Some readers may know that I have been supporting Ron Paul in the republican presidential primary this time around. My decision developed, interestingly, at the same time that I was dong some new reading on Catholic social teaching, which by and large has the effect of discouraging libertarian ideas. This is not to say that it did not have that discouraging effect on me – it did; very much so, in fact. But at the same time, however, I was also becoming convinced that certain organs of government are being used more and more for (to put it kindly) less-than-upright purposes. A president like Dr. Paul, in my opinion, might serve to “de-fang” the organs of government which, in better times, might have put those fangs to good use.
But such things are not really the purpose of this post. The purpose is to share another, very informative post from The Distributist Review. This post, by James Baresel, highlights major differences between the principle of “subsidiarity” (an idea important to Catholic social teaching), and the libertarian idea of “small government.”

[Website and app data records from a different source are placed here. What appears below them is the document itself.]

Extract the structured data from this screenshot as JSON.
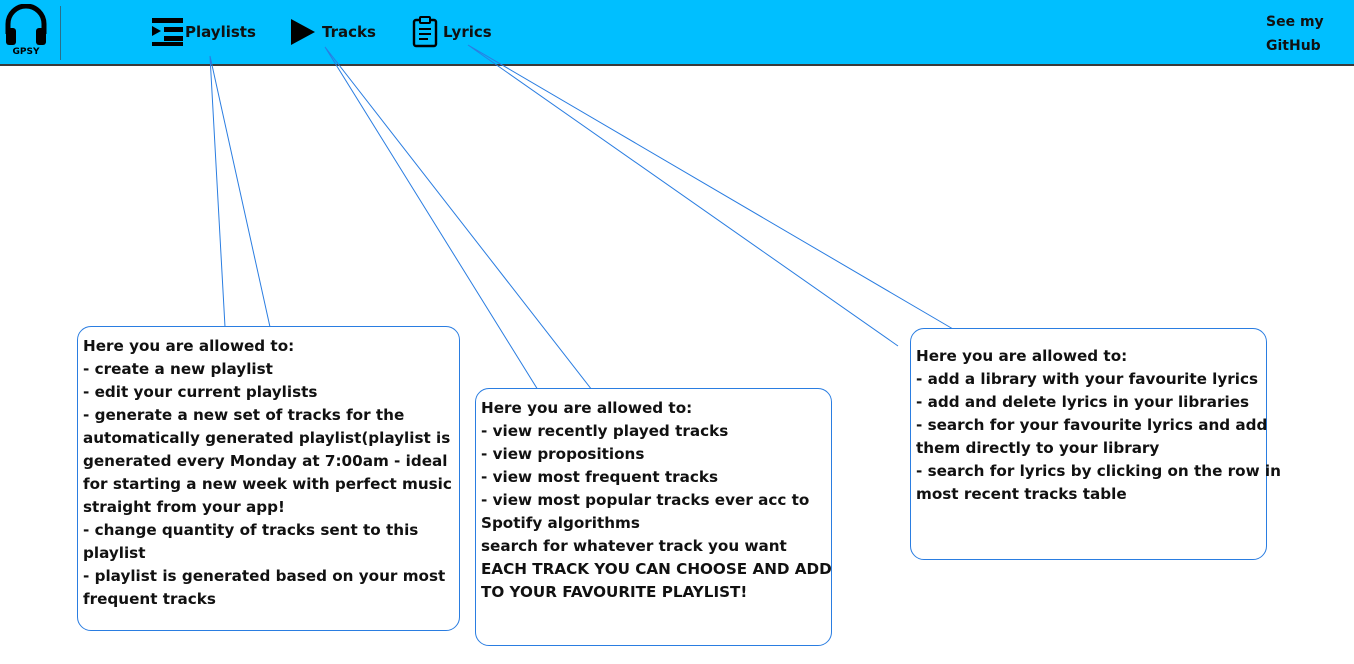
{
  "navbar": {
    "logo_text": "GPSY",
    "items": [
      {
        "label": "Playlists",
        "icon": "playlist-icon"
      },
      {
        "label": "Tracks",
        "icon": "play-icon"
      },
      {
        "label": "Lyrics",
        "icon": "clipboard-icon"
      }
    ],
    "github_line1": "See my",
    "github_line2": "GitHub"
  },
  "callouts": {
    "playlists": [
      "Here you are allowed to:",
      "- create a new playlist",
      "- edit your current playlists",
      "- generate a new set of tracks for the",
      "automatically generated playlist(playlist is",
      "generated every Monday at 7:00am - ideal",
      "for starting a new week with perfect music",
      "straight from your app!",
      "- change quantity of tracks sent to this",
      "playlist",
      "- playlist is generated based on your most",
      "frequent tracks"
    ],
    "tracks": [
      "Here you are allowed to:",
      "- view recently played tracks",
      "- view propositions",
      "- view most frequent tracks",
      "- view most popular tracks ever acc to",
      "Spotify algorithms",
      "search for whatever track you want",
      "EACH TRACK YOU CAN CHOOSE AND ADD",
      "TO YOUR FAVOURITE PLAYLIST!"
    ],
    "lyrics": [
      "Here you are allowed to:",
      "- add a library with your favourite lyrics",
      "- add and delete lyrics in your libraries",
      "- search for your favourite lyrics and add",
      "them directly to your library",
      "- search for lyrics by clicking on the row in",
      "most recent tracks table"
    ]
  },
  "colors": {
    "navbar_bg": "#00bfff",
    "callout_border": "#2a7de1"
  }
}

To read Beresel’s post, click HERE.
The fact is, Catholic social teaching is divergent not only from libertarianism but also from much of American liberalism as well as (gasp!) American conservatism. How could it really be otherwise? The fundamental world-view of the Catholic is derived from the belief that God is the loving, provident Creator and Redeemer of ourselves and of this world in which we live. God created us in His own image and likeness in order that we might flourish in communion with one another and with all of creation, making up a symphony unto the praise of His glory. Exaggerated notions of personal autonomy, whether they come from the individualism of the “pro-choicer”, of the capitalist, or of the libertarian, have no place in the Catholic world-view, and hence also no place in Catholic social teaching.
So am I wrong to go with the libertarian Ron Paul then? In one place in his article, Beresel considers that those who see “a libertarian presidential candidate”‘s political philosophy as “significantly flawed” but support him because they believe he might be the candidate who will “most likely accomplish greater subsidiarity” may be “entirely correct on this point.” He doubts it, though. Any thoughts?